|Series:||Routledge Studies on Religion in Africa and the Diaspora|
|Sold by:||Barnes & Noble|
|File size:||2 MB|
About the Author
Ibrahim S. Bitrus earned his PhD in Systematic Theology at Luther Seminary, USA and is currently the Nigerian Theologian in Residence for the Minneapolis Area Synod of the ELCA.
Table of Contents
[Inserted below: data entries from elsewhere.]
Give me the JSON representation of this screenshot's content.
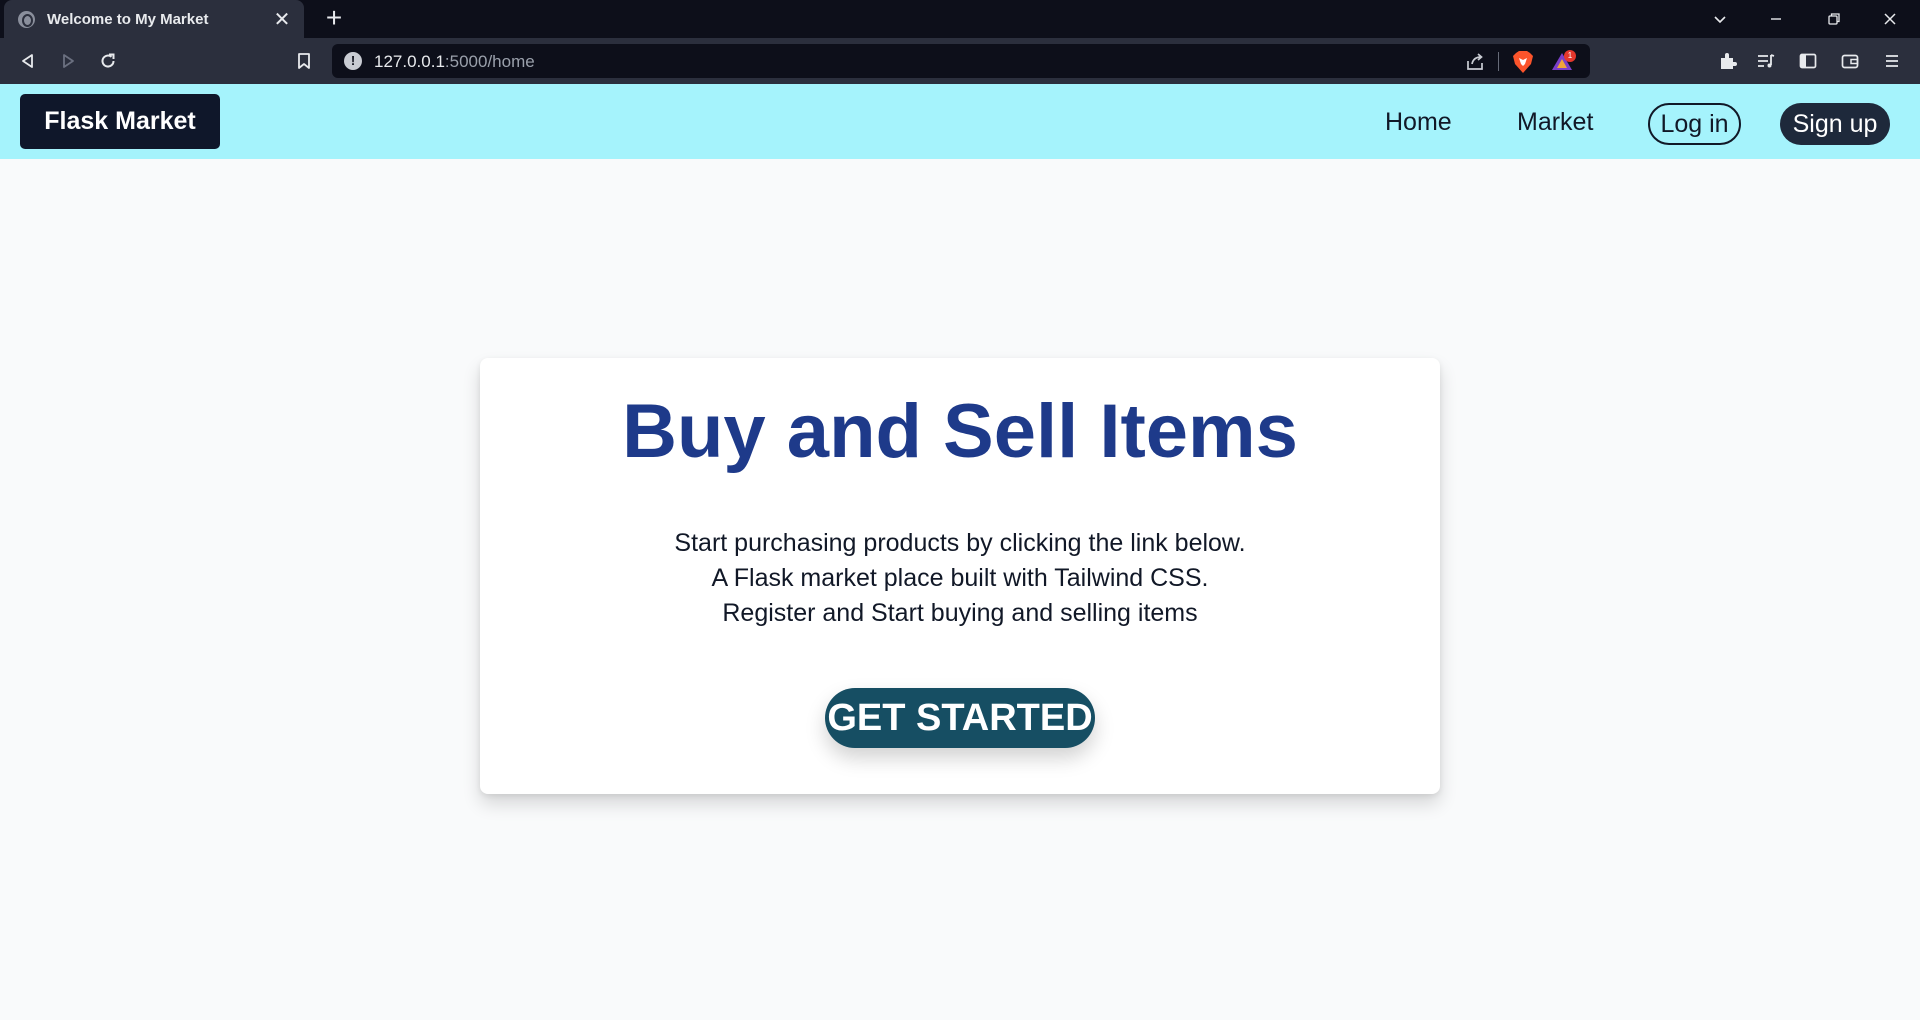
{
  "browser": {
    "tab": {
      "title": "Welcome to My Market",
      "favicon": "globe-icon"
    },
    "new_tab_symbol": "+",
    "close_symbol": "✕",
    "url": {
      "host": "127.0.0.1",
      "rest": ":5000/home"
    },
    "rewards_badge": "1",
    "colors": {
      "titlebar": "#0d0f1a",
      "toolbar": "#2b2f3d",
      "urlbar": "#0d0f1a"
    }
  },
  "site": {
    "brand": "Flask Market",
    "nav": {
      "home": "Home",
      "market": "Market",
      "login": "Log in",
      "signup": "Sign up"
    },
    "colors": {
      "navbar": "#a5f3fc",
      "brand_bg": "#0f172a",
      "title": "#1e3a8a",
      "cta": "#164e63"
    }
  },
  "hero": {
    "title": "Buy and Sell Items",
    "lines": [
      "Start purchasing products by clicking the link below.",
      "A Flask market place built with Tailwind CSS.",
      "Register and Start buying and selling items"
    ],
    "cta": "GET STARTED"
  }
}
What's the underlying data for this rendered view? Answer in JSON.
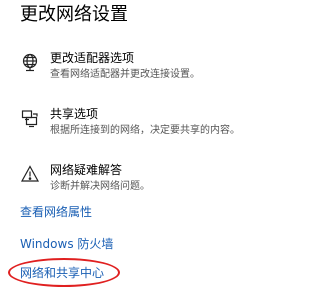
{
  "header": {
    "title": "更改网络设置"
  },
  "options": [
    {
      "icon": "globe-icon",
      "title": "更改适配器选项",
      "desc": "查看网络适配器并更改连接设置。"
    },
    {
      "icon": "sharing-icon",
      "title": "共享选项",
      "desc": "根据所连接到的网络，决定要共享的内容。"
    },
    {
      "icon": "warning-icon",
      "title": "网络疑难解答",
      "desc": "诊断并解决网络问题。"
    }
  ],
  "links": {
    "network_properties": "查看网络属性",
    "firewall": "Windows 防火墙",
    "sharing_center": "网络和共享中心"
  },
  "colors": {
    "link": "#1a5fb4",
    "highlight_circle": "#e02020"
  }
}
1. Introduction 2. Major African Communal Structural Evils 3. The "Amazing History" of the Trinity 4. The New Hermeneutics of the Trinity 5. An Authentic African Tradition of Community